• _WHAT THIS TASK INVOLVES_: Select all lines in the records that include "limit".

• _DATA IN THIS EXERCISE_:
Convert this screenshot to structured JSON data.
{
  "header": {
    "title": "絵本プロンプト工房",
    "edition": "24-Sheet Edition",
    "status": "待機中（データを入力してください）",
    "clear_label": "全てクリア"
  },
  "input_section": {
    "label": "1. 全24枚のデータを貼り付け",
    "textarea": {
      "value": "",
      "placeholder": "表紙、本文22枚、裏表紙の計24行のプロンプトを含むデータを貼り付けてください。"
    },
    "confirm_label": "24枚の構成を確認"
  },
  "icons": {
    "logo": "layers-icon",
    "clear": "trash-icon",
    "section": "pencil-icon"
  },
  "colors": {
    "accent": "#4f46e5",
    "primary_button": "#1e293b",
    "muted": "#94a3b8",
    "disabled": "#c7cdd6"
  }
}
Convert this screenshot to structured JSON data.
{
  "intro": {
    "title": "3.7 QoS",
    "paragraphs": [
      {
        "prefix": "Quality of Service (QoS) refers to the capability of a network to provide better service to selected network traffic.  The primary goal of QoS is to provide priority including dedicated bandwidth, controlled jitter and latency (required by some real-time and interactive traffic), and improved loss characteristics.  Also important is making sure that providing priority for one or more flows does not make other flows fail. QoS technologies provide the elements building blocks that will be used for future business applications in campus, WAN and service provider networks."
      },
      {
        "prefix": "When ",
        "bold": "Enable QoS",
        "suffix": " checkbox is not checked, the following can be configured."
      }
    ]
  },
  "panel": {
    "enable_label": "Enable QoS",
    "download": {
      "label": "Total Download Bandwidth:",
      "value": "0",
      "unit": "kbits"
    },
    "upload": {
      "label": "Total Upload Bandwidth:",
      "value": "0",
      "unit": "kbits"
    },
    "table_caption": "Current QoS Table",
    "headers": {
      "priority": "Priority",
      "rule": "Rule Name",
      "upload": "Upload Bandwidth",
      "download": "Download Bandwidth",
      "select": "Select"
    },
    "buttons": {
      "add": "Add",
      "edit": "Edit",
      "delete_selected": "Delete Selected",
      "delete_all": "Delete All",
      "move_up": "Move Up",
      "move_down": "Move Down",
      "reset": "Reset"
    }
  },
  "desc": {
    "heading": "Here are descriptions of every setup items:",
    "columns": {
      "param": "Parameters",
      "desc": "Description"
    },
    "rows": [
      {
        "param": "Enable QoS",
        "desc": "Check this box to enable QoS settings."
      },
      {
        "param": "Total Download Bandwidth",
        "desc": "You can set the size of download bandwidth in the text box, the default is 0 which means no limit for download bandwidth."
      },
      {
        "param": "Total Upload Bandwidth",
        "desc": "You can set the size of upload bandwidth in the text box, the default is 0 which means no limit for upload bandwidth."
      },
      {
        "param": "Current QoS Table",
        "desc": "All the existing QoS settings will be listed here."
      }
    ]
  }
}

• _ANSWER BOX_:
        "desc": "You can set the size of download bandwidth in the text box, the default is 0 which means no limit for download bandwidth."
        "desc": "You can set the size of upload bandwidth in the text box, the default is 0 which means no limit for upload bandwidth."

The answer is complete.